▶ WHAT NEEDS TO BE DONE: Copy each line below in which the string "Geräte" occurs.

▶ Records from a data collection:
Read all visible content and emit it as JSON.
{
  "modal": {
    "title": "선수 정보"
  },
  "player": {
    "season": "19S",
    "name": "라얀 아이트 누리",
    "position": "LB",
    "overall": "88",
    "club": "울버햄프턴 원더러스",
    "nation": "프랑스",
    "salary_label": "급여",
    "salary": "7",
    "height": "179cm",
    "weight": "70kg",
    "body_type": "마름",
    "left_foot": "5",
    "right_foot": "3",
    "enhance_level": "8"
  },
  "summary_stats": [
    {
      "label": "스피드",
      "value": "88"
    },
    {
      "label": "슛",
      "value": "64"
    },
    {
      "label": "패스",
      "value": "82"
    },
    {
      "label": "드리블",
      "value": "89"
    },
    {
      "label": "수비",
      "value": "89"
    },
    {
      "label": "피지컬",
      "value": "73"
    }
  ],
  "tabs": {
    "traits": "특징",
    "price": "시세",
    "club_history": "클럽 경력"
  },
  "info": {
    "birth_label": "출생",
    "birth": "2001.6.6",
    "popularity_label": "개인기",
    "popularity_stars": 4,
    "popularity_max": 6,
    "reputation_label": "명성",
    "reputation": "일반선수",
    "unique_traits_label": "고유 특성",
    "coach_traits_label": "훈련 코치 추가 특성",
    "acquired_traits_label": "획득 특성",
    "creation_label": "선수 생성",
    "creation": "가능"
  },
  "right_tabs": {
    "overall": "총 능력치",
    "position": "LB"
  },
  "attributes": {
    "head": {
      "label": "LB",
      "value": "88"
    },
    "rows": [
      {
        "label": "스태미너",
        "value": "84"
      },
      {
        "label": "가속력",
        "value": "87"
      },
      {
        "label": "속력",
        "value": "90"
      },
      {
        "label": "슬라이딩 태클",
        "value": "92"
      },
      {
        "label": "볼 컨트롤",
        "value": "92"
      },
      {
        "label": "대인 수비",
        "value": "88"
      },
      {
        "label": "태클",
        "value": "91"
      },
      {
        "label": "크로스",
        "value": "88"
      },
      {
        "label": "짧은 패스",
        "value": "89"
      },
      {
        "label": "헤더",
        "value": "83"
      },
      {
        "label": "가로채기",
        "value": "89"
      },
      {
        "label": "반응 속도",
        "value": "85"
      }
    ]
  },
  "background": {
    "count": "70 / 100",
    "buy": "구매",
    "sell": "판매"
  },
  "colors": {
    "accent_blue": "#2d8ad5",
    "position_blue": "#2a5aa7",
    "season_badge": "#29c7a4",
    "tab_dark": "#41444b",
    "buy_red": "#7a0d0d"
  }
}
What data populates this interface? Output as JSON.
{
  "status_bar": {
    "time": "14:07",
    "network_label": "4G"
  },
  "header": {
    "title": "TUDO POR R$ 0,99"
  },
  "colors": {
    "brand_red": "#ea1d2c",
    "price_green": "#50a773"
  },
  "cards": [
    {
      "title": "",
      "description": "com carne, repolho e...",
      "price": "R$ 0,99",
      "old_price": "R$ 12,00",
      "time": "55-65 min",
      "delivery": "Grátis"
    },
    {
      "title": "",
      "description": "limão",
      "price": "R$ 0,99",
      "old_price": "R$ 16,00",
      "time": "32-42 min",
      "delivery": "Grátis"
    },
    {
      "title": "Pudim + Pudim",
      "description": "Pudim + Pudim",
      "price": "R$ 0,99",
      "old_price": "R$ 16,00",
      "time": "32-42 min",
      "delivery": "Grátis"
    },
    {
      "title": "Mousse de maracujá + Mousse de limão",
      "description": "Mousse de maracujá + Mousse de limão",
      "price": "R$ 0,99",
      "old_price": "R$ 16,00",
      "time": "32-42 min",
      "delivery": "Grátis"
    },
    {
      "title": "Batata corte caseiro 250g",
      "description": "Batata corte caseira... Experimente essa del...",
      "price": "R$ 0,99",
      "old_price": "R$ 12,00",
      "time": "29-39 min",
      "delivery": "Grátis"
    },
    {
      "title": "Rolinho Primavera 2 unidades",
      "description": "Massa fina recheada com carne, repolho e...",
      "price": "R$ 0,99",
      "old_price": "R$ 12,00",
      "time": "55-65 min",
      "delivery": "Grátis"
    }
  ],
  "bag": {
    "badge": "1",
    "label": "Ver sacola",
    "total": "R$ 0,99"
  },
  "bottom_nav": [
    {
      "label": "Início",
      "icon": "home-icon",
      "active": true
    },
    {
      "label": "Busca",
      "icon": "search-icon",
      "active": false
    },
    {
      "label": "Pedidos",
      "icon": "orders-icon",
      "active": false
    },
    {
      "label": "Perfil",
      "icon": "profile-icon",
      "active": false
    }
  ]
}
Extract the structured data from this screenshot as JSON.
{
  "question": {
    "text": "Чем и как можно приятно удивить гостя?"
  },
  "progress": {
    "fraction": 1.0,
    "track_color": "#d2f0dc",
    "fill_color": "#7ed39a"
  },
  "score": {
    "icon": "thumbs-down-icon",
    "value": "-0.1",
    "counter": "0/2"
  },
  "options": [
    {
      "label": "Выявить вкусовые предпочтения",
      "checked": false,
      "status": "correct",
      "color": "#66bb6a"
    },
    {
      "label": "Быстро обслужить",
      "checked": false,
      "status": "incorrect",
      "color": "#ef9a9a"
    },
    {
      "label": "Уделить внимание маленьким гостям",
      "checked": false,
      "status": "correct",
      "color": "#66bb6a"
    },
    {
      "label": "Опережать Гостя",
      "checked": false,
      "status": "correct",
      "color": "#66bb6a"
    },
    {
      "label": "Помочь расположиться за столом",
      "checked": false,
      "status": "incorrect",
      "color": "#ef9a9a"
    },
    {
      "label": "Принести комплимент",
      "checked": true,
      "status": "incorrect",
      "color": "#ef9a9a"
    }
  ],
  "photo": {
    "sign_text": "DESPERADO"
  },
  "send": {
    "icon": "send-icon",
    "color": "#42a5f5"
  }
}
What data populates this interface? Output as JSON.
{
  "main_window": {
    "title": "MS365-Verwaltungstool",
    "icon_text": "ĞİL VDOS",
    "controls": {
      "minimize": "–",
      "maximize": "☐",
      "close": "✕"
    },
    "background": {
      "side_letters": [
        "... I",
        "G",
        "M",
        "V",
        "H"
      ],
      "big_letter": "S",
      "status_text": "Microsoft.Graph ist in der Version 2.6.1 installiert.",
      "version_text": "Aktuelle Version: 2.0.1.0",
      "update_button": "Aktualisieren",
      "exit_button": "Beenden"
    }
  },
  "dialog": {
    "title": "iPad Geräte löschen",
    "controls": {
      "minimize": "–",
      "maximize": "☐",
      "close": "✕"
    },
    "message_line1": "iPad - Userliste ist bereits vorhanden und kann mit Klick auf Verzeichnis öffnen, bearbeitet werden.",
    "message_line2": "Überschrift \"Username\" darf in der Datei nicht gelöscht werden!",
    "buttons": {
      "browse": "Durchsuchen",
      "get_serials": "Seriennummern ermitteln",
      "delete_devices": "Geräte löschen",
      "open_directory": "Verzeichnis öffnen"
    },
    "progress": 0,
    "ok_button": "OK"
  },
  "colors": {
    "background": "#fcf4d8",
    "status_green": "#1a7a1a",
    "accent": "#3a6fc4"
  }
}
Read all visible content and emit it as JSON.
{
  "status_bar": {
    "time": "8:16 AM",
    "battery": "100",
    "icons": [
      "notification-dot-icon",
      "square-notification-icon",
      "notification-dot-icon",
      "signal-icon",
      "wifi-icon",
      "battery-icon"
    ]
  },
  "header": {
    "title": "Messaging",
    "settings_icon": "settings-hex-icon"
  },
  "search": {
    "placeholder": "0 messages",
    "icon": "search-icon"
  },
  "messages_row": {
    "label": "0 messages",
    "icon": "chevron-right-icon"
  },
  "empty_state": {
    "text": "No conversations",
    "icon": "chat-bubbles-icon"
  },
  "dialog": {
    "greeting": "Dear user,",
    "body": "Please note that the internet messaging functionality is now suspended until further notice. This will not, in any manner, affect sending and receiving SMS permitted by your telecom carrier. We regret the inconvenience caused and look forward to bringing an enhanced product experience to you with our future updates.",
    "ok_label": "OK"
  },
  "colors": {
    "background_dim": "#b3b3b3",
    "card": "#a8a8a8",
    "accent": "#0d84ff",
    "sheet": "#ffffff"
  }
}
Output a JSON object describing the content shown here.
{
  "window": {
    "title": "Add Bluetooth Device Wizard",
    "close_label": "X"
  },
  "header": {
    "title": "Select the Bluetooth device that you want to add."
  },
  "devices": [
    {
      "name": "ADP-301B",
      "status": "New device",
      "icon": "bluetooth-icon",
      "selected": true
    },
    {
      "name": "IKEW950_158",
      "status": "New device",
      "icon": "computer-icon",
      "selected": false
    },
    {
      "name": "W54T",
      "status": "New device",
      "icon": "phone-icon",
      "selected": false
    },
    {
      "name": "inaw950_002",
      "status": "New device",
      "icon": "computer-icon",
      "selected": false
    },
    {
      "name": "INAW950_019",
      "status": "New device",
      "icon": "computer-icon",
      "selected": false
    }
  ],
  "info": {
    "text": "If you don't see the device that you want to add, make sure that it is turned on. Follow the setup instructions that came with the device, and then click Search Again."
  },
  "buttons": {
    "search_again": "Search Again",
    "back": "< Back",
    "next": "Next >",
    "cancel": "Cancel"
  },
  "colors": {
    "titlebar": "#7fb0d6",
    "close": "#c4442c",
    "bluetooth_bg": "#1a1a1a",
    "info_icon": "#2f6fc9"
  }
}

▶ ANSWER TO THIS EXERCISE:
    "title": "iPad Geräte löschen",
      "delete_devices": "Geräte löschen",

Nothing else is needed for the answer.